(Exercise description): The answer is the data below, repeated exactly, with no pictures included.

Dataset records
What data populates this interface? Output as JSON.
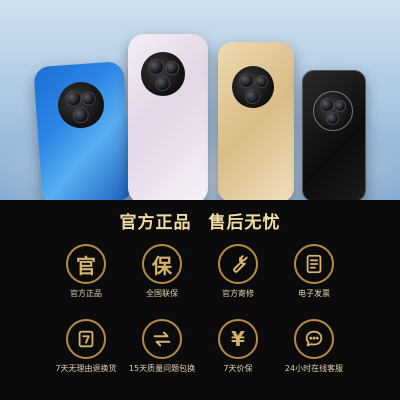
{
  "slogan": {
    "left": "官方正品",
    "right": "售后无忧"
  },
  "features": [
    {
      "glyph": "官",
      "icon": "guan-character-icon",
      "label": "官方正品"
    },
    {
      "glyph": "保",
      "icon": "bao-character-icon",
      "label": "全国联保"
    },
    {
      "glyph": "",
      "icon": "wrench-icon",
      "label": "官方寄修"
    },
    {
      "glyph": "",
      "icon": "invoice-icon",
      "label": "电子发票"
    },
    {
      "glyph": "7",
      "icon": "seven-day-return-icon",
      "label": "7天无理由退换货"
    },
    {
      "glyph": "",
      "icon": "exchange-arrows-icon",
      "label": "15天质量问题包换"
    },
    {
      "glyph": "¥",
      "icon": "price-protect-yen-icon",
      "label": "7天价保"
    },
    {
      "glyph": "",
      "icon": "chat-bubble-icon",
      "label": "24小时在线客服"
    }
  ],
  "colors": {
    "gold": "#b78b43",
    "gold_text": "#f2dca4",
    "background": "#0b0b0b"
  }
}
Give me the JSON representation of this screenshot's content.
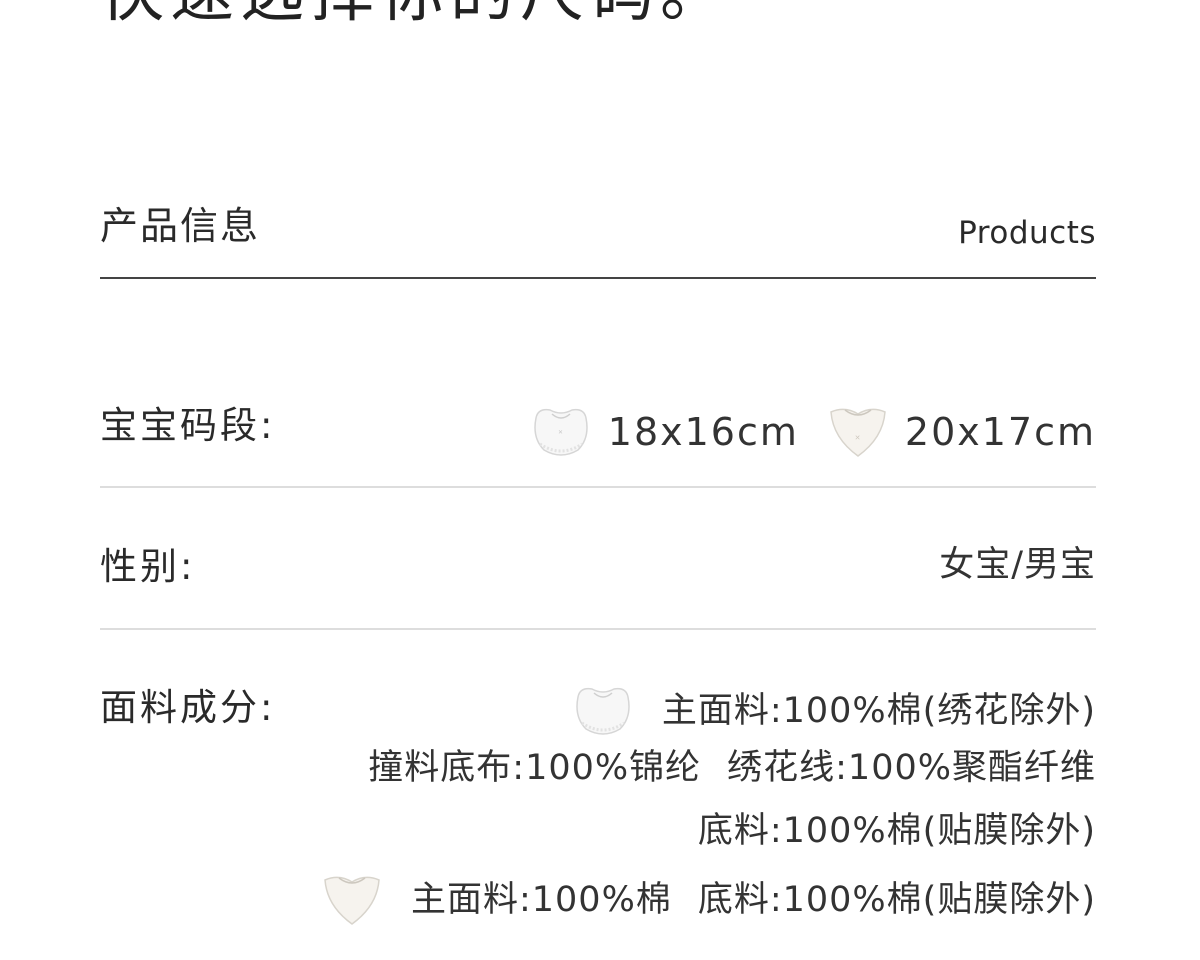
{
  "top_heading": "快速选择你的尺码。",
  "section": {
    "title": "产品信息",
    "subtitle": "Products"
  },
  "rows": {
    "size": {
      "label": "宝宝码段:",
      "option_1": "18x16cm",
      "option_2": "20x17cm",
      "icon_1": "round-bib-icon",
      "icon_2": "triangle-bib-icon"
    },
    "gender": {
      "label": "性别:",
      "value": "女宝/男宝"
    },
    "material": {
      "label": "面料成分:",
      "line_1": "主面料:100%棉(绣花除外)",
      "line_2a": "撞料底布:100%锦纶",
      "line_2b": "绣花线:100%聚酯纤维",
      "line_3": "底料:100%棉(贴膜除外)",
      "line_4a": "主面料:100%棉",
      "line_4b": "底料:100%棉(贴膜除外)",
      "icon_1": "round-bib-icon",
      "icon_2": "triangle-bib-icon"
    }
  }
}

(Result for this task):
What data populates this interface? Output as JSON.
{
  "slogan": {
    "left": "官方正品",
    "right": "售后无忧"
  },
  "features": [
    {
      "glyph": "官",
      "icon": "guan-character-icon",
      "label": "官方正品"
    },
    {
      "glyph": "保",
      "icon": "bao-character-icon",
      "label": "全国联保"
    },
    {
      "glyph": "",
      "icon": "wrench-icon",
      "label": "官方寄修"
    },
    {
      "glyph": "",
      "icon": "invoice-icon",
      "label": "电子发票"
    },
    {
      "glyph": "7",
      "icon": "seven-day-return-icon",
      "label": "7天无理由退换货"
    },
    {
      "glyph": "",
      "icon": "exchange-arrows-icon",
      "label": "15天质量问题包换"
    },
    {
      "glyph": "¥",
      "icon": "price-protect-yen-icon",
      "label": "7天价保"
    },
    {
      "glyph": "",
      "icon": "chat-bubble-icon",
      "label": "24小时在线客服"
    }
  ],
  "colors": {
    "gold": "#b78b43",
    "gold_text": "#f2dca4",
    "background": "#0b0b0b"
  }
}
Give me the JSON representation of this screenshot's content.
{
  "top_heading": "快速选择你的尺码。",
  "section": {
    "title": "产品信息",
    "subtitle": "Products"
  },
  "rows": {
    "size": {
      "label": "宝宝码段:",
      "option_1": "18x16cm",
      "option_2": "20x17cm",
      "icon_1": "round-bib-icon",
      "icon_2": "triangle-bib-icon"
    },
    "gender": {
      "label": "性别:",
      "value": "女宝/男宝"
    },
    "material": {
      "label": "面料成分:",
      "line_1": "主面料:100%棉(绣花除外)",
      "line_2a": "撞料底布:100%锦纶",
      "line_2b": "绣花线:100%聚酯纤维",
      "line_3": "底料:100%棉(贴膜除外)",
      "line_4a": "主面料:100%棉",
      "line_4b": "底料:100%棉(贴膜除外)",
      "icon_1": "round-bib-icon",
      "icon_2": "triangle-bib-icon"
    }
  }
}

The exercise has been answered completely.